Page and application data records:
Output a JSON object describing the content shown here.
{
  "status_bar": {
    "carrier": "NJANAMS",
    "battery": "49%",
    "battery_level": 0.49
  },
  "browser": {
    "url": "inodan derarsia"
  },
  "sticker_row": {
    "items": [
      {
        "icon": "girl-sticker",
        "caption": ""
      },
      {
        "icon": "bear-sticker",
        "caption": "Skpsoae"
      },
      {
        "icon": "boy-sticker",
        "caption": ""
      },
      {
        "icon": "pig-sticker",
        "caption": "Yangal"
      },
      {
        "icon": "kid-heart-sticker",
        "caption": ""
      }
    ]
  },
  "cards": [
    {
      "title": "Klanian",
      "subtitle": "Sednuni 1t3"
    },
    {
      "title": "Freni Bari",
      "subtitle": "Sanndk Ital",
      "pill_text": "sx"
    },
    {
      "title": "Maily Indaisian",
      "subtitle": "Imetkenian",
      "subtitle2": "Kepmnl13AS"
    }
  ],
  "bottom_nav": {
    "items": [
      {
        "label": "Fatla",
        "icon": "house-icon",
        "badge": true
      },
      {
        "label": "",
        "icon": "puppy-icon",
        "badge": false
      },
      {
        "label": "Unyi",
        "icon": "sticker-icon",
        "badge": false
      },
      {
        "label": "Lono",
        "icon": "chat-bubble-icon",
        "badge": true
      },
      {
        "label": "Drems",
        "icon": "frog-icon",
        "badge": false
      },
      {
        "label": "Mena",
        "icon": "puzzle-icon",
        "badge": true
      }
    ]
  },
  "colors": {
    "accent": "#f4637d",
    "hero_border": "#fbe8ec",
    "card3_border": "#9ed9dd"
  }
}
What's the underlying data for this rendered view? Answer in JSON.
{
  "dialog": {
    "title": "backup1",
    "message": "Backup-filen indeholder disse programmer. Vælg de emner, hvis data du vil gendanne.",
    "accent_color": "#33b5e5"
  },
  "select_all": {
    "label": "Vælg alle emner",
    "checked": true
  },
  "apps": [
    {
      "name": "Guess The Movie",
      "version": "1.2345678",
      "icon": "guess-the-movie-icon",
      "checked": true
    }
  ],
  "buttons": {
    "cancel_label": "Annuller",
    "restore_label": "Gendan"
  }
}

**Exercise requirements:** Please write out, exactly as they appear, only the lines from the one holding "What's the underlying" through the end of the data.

**Exercise response:**
What's the underlying data for this rendered view? Answer in JSON.
{
  "dialog": {
    "title": "backup1",
    "message": "Backup-filen indeholder disse programmer. Vælg de emner, hvis data du vil gendanne.",
    "accent_color": "#33b5e5"
  },
  "select_all": {
    "label": "Vælg alle emner",
    "checked": true
  },
  "apps": [
    {
      "name": "Guess The Movie",
      "version": "1.2345678",
      "icon": "guess-the-movie-icon",
      "checked": true
    }
  ],
  "buttons": {
    "cancel_label": "Annuller",
    "restore_label": "Gendan"
  }
}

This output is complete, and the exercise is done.